Elizabeth waited. At the door they would bow
and present the instrument to her, which she would take and place into the box
that would ultimately be shipped to Yaeko’s new home in Imperial Beach, along with Izumi’s letter. Elizabeth would bow and
hand the box to Francxík, who would take it from the room and finish packing it
after taking it down to the courier’s office. When that was finished he would
send for them so that they could impart a final blessing to the box and its
Silly? Overblown? Not,
thought, to anyone who actually listened to Yaeko’s music.
Isao’s speech still echoed in her mind.
She considered Harry Potter and JK Rowling, its author, and realized that for every hundred who claimed to be a fan of the series, which made Rowling a billionaire, probably only one actually was. The rest were just herding along for the newest big thing.
Tools, tools, and more tools.
So too with Yaeko’s music. Those with ears to truly hear it were few and far between. The rest were simply tagging along because it was what everyone else was doing. The notion dismayed her for a long moment, but passed when she considered how the herd, by herding along as they do, had made Yaeko very wealthy, Izumi too, who with that bounty had bought this very violin.
The herd had its uses. Consumers had their uses.

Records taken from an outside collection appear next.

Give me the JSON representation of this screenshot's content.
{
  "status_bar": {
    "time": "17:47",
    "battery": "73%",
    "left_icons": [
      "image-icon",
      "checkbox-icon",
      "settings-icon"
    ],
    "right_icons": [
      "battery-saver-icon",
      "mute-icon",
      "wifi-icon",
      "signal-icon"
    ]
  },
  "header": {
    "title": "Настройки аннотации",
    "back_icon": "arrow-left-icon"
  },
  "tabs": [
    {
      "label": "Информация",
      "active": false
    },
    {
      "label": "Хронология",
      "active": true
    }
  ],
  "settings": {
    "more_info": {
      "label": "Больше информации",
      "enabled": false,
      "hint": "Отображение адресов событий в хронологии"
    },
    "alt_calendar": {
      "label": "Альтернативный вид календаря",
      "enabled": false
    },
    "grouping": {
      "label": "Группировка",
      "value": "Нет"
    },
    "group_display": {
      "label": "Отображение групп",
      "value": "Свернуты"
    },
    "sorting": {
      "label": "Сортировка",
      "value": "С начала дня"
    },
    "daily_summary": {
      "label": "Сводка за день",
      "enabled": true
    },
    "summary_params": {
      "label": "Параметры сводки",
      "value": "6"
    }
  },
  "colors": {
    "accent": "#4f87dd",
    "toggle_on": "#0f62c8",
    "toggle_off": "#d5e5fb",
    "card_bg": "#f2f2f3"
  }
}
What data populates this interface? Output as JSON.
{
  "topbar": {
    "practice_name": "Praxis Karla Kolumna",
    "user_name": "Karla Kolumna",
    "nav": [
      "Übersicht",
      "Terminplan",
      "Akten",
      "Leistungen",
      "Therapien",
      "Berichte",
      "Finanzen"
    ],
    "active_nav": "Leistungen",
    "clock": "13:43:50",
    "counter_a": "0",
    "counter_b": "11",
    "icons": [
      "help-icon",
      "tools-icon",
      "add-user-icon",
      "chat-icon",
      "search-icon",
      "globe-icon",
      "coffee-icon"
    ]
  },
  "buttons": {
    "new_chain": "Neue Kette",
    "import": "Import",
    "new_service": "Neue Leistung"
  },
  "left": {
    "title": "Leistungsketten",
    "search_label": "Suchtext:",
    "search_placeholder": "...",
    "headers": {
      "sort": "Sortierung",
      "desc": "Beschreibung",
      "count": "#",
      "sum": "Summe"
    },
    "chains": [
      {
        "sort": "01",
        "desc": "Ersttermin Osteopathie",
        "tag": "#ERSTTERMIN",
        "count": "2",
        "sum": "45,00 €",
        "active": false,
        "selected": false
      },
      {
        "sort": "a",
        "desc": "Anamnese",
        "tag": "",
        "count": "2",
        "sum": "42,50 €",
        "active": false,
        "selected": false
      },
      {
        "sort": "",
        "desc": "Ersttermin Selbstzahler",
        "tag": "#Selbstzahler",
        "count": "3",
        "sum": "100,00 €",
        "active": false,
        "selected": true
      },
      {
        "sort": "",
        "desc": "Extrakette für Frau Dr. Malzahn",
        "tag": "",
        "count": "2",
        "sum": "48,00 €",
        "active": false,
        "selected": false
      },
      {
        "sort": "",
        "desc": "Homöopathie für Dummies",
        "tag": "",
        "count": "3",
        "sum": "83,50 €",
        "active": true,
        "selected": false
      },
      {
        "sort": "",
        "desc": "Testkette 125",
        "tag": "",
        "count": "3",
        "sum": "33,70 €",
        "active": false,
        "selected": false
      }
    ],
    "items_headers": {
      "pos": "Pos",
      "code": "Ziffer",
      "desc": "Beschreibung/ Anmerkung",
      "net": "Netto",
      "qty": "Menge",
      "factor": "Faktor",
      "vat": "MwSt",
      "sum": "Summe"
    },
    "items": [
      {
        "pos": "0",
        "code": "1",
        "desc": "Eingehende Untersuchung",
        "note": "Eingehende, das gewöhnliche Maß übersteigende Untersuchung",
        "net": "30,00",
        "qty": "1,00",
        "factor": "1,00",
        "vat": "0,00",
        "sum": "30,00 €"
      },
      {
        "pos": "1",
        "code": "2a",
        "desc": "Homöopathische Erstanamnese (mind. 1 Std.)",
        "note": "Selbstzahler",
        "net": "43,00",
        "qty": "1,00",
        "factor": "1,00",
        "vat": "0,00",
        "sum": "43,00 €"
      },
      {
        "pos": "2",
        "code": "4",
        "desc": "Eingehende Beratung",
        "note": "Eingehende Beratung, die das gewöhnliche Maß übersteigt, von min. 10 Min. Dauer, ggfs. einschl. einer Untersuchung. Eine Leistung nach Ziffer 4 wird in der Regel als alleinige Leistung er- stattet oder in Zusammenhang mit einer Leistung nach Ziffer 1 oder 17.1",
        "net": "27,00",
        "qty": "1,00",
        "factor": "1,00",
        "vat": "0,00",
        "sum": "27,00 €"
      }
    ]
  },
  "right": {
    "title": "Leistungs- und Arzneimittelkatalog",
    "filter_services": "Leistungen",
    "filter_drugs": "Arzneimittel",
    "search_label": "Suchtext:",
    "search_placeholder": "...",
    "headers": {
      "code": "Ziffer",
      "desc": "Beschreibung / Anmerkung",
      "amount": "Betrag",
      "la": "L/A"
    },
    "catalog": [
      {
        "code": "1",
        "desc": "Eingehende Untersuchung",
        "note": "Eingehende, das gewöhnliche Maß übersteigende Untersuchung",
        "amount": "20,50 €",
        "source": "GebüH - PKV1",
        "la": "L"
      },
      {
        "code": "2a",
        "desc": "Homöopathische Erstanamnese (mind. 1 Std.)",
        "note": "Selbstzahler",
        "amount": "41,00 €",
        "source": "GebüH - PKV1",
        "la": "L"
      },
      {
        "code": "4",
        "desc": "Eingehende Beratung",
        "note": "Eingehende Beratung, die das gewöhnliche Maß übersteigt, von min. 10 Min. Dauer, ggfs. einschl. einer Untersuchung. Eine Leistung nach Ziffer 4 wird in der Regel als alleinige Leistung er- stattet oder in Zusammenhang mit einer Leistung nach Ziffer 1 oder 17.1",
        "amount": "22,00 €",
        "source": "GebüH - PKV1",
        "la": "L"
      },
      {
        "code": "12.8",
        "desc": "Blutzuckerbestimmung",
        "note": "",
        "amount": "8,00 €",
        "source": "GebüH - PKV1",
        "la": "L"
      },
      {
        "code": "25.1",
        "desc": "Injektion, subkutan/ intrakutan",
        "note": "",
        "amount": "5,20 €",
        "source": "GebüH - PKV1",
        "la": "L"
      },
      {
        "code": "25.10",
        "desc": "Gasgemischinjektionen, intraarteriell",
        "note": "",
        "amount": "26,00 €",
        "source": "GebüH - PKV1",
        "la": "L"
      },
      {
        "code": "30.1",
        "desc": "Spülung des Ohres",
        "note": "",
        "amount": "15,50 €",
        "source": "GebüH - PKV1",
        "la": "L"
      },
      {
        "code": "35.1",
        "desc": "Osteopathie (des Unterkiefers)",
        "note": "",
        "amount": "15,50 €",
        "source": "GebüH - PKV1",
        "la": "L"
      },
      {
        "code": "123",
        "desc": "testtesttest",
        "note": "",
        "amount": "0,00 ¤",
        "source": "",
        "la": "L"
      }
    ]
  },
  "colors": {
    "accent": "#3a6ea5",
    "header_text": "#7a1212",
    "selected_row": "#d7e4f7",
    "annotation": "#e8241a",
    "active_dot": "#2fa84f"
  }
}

When Francxík and Isao appeared at the door with L’Infinito and its bow, she was shocked. Following them was at least ten bank employees, including its CEO, who had heard what was happening (Isao had to inform the CEO of the ceremony to maintain security protocols) and insisted on joining in. He was part of Yaeko’s network, as were those at the door, she was told later. Judging by their solemnity, as well as the many pairs of wide, unblinking, glittering eyes, this was a big deal for them.
They entered the room, Isao leading, L’Infinito and its bow cradled safely in his arms.
No one was snickering. No one was amused. No one was shifting back and forth uncomfortably or impatiently. They, and she, watched as Isao bowed deeply and presented the instrument to her.
She tried to take it with as much grace as she could muster. It felt as though she was grasping Narsil, the Sword of Elendil. She had always been her own harshest critic, but with some inner Aunt Madelyn-inspired fierceness, she stifled the insistent impulses to judge her every movement.
L’Infinito and its bow in hand, she approached the box and very gently placed them in it. She said a silent prayer: Let this bring light, my angel, when the darkness becomes too great. I love you, sweetie.
She turned, eyes burning, and handed the box to Francxík, who took it from her, bowed, and left the room.
The crowd, Francxík, the CEO, Isao, and she stood over the box in the quiet of the courier’s office, which was on the ground floor. One by one each touched it and said a few words.
didn’t remember the specific words spoken, only the wish, which was offered a
dozen different ways:
Let this bring light to you, Yaeko Mitsaki, when the darkness becomes too great.